DIRECTIONS. Each record below should be given again exactly as it reads.

■ ■ ■ ■

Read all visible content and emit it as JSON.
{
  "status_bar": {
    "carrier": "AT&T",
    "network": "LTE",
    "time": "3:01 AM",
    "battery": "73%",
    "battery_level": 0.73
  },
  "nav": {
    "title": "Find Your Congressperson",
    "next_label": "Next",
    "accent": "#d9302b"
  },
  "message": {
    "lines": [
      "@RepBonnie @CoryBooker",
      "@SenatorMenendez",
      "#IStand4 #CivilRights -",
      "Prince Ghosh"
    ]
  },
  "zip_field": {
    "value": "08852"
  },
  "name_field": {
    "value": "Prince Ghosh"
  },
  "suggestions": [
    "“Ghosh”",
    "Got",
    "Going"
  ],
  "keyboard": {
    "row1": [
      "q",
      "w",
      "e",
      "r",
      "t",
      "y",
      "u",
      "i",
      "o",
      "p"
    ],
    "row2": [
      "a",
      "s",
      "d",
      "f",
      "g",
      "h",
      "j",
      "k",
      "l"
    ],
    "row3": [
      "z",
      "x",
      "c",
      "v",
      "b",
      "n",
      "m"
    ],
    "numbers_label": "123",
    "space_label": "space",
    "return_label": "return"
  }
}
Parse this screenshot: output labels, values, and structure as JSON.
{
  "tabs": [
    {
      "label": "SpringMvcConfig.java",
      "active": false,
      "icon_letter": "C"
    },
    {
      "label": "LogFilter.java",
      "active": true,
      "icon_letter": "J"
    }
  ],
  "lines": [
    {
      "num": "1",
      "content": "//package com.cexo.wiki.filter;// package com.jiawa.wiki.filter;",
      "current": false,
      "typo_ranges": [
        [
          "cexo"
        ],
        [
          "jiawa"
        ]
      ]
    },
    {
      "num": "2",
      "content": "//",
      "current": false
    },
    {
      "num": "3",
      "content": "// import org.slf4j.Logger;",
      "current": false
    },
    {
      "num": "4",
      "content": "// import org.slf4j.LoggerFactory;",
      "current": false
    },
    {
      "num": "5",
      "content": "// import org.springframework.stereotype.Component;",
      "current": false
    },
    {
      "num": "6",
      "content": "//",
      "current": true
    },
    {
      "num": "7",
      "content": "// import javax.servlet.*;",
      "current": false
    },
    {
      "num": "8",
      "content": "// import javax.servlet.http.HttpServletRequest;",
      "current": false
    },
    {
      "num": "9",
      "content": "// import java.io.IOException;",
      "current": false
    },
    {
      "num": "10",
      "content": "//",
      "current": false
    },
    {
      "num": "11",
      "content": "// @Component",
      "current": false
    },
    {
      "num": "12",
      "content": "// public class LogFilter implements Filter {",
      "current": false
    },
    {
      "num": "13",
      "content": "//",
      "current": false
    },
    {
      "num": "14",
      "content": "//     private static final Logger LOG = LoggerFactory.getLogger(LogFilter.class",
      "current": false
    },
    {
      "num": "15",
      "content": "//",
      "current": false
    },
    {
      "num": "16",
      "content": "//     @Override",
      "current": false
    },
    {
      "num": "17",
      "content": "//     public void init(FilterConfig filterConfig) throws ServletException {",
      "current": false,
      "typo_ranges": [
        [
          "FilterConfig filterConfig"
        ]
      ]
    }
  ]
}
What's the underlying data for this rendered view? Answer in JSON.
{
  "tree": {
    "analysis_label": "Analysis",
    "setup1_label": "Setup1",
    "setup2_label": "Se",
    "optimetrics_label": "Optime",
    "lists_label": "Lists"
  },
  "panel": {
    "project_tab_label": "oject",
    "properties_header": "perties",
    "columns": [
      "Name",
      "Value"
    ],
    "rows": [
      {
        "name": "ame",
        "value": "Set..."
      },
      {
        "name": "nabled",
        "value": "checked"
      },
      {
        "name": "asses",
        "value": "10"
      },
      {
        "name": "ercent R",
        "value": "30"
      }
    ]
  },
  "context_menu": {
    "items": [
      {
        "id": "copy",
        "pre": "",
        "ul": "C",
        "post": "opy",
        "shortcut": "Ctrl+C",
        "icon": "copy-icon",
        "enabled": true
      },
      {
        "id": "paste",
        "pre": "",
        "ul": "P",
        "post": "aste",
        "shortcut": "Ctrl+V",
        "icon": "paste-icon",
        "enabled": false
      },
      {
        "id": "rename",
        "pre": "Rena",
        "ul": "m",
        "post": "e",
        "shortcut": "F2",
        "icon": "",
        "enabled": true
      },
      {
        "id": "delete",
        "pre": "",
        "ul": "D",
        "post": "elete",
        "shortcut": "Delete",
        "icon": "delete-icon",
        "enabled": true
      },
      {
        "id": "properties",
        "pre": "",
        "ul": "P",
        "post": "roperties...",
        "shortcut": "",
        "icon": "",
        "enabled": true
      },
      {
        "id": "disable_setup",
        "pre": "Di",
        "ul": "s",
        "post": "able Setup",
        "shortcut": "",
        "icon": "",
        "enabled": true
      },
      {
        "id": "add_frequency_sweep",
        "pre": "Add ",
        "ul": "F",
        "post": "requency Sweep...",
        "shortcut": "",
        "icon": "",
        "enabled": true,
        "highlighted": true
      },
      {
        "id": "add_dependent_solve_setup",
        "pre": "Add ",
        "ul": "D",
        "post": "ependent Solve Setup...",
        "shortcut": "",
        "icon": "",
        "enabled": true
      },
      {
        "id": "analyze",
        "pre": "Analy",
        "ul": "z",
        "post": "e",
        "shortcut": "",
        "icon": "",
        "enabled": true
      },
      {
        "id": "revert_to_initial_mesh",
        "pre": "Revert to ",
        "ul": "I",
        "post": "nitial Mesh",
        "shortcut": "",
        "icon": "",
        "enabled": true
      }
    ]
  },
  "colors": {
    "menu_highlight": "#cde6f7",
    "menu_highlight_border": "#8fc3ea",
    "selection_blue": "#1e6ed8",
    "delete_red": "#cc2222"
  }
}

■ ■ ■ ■

RESULT OF THE EXERCISE.
Read all visible content and emit it as JSON.
{
  "status_bar": {
    "carrier": "AT&T",
    "network": "LTE",
    "time": "3:01 AM",
    "battery": "73%",
    "battery_level": 0.73
  },
  "nav": {
    "title": "Find Your Congressperson",
    "next_label": "Next",
    "accent": "#d9302b"
  },
  "message": {
    "lines": [
      "@RepBonnie @CoryBooker",
      "@SenatorMenendez",
      "#IStand4 #CivilRights -",
      "Prince Ghosh"
    ]
  },
  "zip_field": {
    "value": "08852"
  },
  "name_field": {
    "value": "Prince Ghosh"
  },
  "suggestions": [
    "“Ghosh”",
    "Got",
    "Going"
  ],
  "keyboard": {
    "row1": [
      "q",
      "w",
      "e",
      "r",
      "t",
      "y",
      "u",
      "i",
      "o",
      "p"
    ],
    "row2": [
      "a",
      "s",
      "d",
      "f",
      "g",
      "h",
      "j",
      "k",
      "l"
    ],
    "row3": [
      "z",
      "x",
      "c",
      "v",
      "b",
      "n",
      "m"
    ],
    "numbers_label": "123",
    "space_label": "space",
    "return_label": "return"
  }
}
Parse this screenshot: output labels, values, and structure as JSON.
{
  "tabs": [
    {
      "label": "SpringMvcConfig.java",
      "active": false,
      "icon_letter": "C"
    },
    {
      "label": "LogFilter.java",
      "active": true,
      "icon_letter": "J"
    }
  ],
  "lines": [
    {
      "num": "1",
      "content": "//package com.cexo.wiki.filter;// package com.jiawa.wiki.filter;",
      "current": false,
      "typo_ranges": [
        [
          "cexo"
        ],
        [
          "jiawa"
        ]
      ]
    },
    {
      "num": "2",
      "content": "//",
      "current": false
    },
    {
      "num": "3",
      "content": "// import org.slf4j.Logger;",
      "current": false
    },
    {
      "num": "4",
      "content": "// import org.slf4j.LoggerFactory;",
      "current": false
    },
    {
      "num": "5",
      "content": "// import org.springframework.stereotype.Component;",
      "current": false
    },
    {
      "num": "6",
      "content": "//",
      "current": true
    },
    {
      "num": "7",
      "content": "// import javax.servlet.*;",
      "current": false
    },
    {
      "num": "8",
      "content": "// import javax.servlet.http.HttpServletRequest;",
      "current": false
    },
    {
      "num": "9",
      "content": "// import java.io.IOException;",
      "current": false
    },
    {
      "num": "10",
      "content": "//",
      "current": false
    },
    {
      "num": "11",
      "content": "// @Component",
      "current": false
    },
    {
      "num": "12",
      "content": "// public class LogFilter implements Filter {",
      "current": false
    },
    {
      "num": "13",
      "content": "//",
      "current": false
    },
    {
      "num": "14",
      "content": "//     private static final Logger LOG = LoggerFactory.getLogger(LogFilter.class",
      "current": false
    },
    {
      "num": "15",
      "content": "//",
      "current": false
    },
    {
      "num": "16",
      "content": "//     @Override",
      "current": false
    },
    {
      "num": "17",
      "content": "//     public void init(FilterConfig filterConfig) throws ServletException {",
      "current": false,
      "typo_ranges": [
        [
          "FilterConfig filterConfig"
        ]
      ]
    }
  ]
}
What's the underlying data for this rendered view? Answer in JSON.
{
  "tree": {
    "analysis_label": "Analysis",
    "setup1_label": "Setup1",
    "setup2_label": "Se",
    "optimetrics_label": "Optime",
    "lists_label": "Lists"
  },
  "panel": {
    "project_tab_label": "oject",
    "properties_header": "perties",
    "columns": [
      "Name",
      "Value"
    ],
    "rows": [
      {
        "name": "ame",
        "value": "Set..."
      },
      {
        "name": "nabled",
        "value": "checked"
      },
      {
        "name": "asses",
        "value": "10"
      },
      {
        "name": "ercent R",
        "value": "30"
      }
    ]
  },
  "context_menu": {
    "items": [
      {
        "id": "copy",
        "pre": "",
        "ul": "C",
        "post": "opy",
        "shortcut": "Ctrl+C",
        "icon": "copy-icon",
        "enabled": true
      },
      {
        "id": "paste",
        "pre": "",
        "ul": "P",
        "post": "aste",
        "shortcut": "Ctrl+V",
        "icon": "paste-icon",
        "enabled": false
      },
      {
        "id": "rename",
        "pre": "Rena",
        "ul": "m",
        "post": "e",
        "shortcut": "F2",
        "icon": "",
        "enabled": true
      },
      {
        "id": "delete",
        "pre": "",
        "ul": "D",
        "post": "elete",
        "shortcut": "Delete",
        "icon": "delete-icon",
        "enabled": true
      },
      {
        "id": "properties",
        "pre": "",
        "ul": "P",
        "post": "roperties...",
        "shortcut": "",
        "icon": "",
        "enabled": true
      },
      {
        "id": "disable_setup",
        "pre": "Di",
        "ul": "s",
        "post": "able Setup",
        "shortcut": "",
        "icon": "",
        "enabled": true
      },
      {
        "id": "add_frequency_sweep",
        "pre": "Add ",
        "ul": "F",
        "post": "requency Sweep...",
        "shortcut": "",
        "icon": "",
        "enabled": true,
        "highlighted": true
      },
      {
        "id": "add_dependent_solve_setup",
        "pre": "Add ",
        "ul": "D",
        "post": "ependent Solve Setup...",
        "shortcut": "",
        "icon": "",
        "enabled": true
      },
      {
        "id": "analyze",
        "pre": "Analy",
        "ul": "z",
        "post": "e",
        "shortcut": "",
        "icon": "",
        "enabled": true
      },
      {
        "id": "revert_to_initial_mesh",
        "pre": "Revert to ",
        "ul": "I",
        "post": "nitial Mesh",
        "shortcut": "",
        "icon": "",
        "enabled": true
      }
    ]
  },
  "colors": {
    "menu_highlight": "#cde6f7",
    "menu_highlight_border": "#8fc3ea",
    "selection_blue": "#1e6ed8",
    "delete_red": "#cc2222"
  }
}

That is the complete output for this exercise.